WORK ITEM :: Find the lines in the records that carry the word "title". Copy each one.

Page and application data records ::
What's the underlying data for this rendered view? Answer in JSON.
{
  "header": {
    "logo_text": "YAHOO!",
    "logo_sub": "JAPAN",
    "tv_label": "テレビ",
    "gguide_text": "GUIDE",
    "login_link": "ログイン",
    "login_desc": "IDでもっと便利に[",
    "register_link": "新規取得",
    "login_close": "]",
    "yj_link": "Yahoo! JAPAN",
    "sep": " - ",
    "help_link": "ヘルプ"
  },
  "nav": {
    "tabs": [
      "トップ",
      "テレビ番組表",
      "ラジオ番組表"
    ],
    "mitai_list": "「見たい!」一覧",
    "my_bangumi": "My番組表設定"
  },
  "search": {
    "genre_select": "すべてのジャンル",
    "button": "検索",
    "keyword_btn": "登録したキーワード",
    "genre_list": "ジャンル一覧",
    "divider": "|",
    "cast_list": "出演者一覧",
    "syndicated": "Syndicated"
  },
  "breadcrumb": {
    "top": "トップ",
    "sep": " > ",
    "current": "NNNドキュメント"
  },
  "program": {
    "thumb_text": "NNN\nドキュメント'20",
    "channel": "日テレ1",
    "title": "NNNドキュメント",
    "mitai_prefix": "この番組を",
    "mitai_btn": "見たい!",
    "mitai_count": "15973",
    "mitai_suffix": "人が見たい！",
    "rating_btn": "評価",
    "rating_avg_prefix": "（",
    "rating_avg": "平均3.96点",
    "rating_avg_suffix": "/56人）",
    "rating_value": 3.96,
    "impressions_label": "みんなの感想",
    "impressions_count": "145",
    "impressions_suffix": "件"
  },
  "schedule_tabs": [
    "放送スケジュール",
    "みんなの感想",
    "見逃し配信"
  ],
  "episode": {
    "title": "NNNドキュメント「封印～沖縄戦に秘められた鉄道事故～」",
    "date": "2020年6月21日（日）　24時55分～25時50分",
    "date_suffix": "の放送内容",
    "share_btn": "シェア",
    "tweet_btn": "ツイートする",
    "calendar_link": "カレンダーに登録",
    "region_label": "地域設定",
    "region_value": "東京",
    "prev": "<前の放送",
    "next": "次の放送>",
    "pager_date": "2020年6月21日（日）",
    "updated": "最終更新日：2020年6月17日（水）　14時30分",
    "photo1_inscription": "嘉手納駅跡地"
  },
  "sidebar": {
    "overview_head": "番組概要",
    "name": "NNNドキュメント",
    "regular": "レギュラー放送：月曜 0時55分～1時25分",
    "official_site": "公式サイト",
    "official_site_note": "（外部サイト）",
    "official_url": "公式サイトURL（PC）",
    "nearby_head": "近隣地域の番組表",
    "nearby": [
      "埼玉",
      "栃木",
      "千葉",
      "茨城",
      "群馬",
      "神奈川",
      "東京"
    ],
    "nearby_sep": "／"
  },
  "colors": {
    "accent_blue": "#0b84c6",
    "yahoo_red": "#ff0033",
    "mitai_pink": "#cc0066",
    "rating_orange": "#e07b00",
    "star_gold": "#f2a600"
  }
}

RESPONSE AREA ::
    "title": "NNNドキュメント",
    "title": "NNNドキュメント「封印～沖縄戦に秘められた鉄道事故～」",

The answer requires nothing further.